- Splits test – Apparently some clients believe that the best use of an expanded text ad is to simply combine the verbiage from whatever traditional, shorter text ads they were running to form a single expanded text ad. These folks seemingly understood the value of split testing before. That value is even greater now, because expanded text ads afford you more flexibility and opportunities to experiment. FYI: you can split test expanded text ads with traditional ads so that you can monitor their performance against a baseline, and maintain your highest quality traditional text ads during the transition period.

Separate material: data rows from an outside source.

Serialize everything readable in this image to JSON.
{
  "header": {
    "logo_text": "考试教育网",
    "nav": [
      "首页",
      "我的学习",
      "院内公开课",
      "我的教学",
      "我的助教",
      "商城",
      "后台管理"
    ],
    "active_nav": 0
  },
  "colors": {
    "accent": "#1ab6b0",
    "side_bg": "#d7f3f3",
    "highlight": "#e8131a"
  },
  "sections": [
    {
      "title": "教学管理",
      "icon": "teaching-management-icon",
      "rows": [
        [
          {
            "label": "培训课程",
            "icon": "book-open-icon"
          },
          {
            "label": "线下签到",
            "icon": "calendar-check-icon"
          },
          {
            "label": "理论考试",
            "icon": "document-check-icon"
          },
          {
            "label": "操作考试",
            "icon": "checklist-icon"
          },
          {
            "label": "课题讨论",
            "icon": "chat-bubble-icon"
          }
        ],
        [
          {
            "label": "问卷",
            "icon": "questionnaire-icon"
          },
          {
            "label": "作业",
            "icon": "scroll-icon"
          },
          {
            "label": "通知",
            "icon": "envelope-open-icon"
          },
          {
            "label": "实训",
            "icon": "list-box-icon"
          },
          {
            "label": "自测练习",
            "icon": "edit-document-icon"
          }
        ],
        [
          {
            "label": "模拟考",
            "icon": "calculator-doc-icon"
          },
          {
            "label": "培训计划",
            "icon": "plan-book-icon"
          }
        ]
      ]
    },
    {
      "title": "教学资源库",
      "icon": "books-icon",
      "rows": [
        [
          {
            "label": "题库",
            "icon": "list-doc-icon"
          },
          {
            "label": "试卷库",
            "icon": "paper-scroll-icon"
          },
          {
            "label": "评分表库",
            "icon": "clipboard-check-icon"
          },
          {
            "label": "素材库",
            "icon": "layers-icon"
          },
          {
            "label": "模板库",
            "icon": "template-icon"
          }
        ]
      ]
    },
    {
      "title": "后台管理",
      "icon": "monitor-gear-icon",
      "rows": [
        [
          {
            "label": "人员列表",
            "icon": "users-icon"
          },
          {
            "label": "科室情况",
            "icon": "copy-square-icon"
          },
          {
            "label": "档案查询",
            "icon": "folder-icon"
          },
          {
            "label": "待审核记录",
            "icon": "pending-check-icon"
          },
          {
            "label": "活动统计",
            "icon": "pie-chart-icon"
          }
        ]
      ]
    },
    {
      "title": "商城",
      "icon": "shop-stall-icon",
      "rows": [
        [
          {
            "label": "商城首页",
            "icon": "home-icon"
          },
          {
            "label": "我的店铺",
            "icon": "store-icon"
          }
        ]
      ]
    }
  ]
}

- Keyword inclusion – Let’s be honest. We all have a handful of ridiculously long keywords that we love to capture. Perhaps things such as, “where do I buy…” or “how do I find a good…” are keyword phrases with fantastic conversion rates. In the past, it was nearly impossible to include these keyword phrases word for word in the ads, and certainly in the same line of the ad. With the new expanded text ads that is typically no longer the case, and almost every keyword phrase can be included in the description. It is our strong recommendation that you do not split keyword phrases between different lines in the ads. In the end, direct keyword inclusion has the potential to improve both quality scores and click-through rates.
- Placement within the ads – With two headlines and a longer description field there is actually quite a bit more freedom to move important elements of the text ads around. It makes a lot of sense to try different location (the beginning of the headline, the end of the headline, the end of the description) key elements of the ad, such as price, keyword phrase, call to action, etc.
- The dash – The way expanded text ads are structured, there will always be a dash between the first and second headline. Use this to your advantage. One possible use is to set off an important element such as the price, with a dash on one side and the built in dash on the other side. Another possible use is to use the dash as a punctuation, such as Stress – Free Installation” or even “Only $10 – day.” This creative use of the dash can make your ad copy more compelling and flow a little better. Remember it’s all about user experience.
- Ad Extensions – Expanded text as will still show ad extensions. However, many advertisers appear to be incorporating into the ETAs some of the points they found to be successful in the ad extensions, especially in the call out extensions. This means when the site link is shown the new ETAs seem redundant. Balance it. If you are moving the verbiage from and ad extension into your expanded text ad, which is a perfectly reasonable thing to do, it is important to edit the extension or remove it altogether. Again, user experience is the key and it makes a great deal of sense to provide new information. or more compelling calls to action in your ad extensions
We are very excited that the expanded text that are available and are as effective as initial results seem to indicate. Best of luck on maximizing the new expanded text ads.
–Bobby Ballash, Director of Search Engine Marketing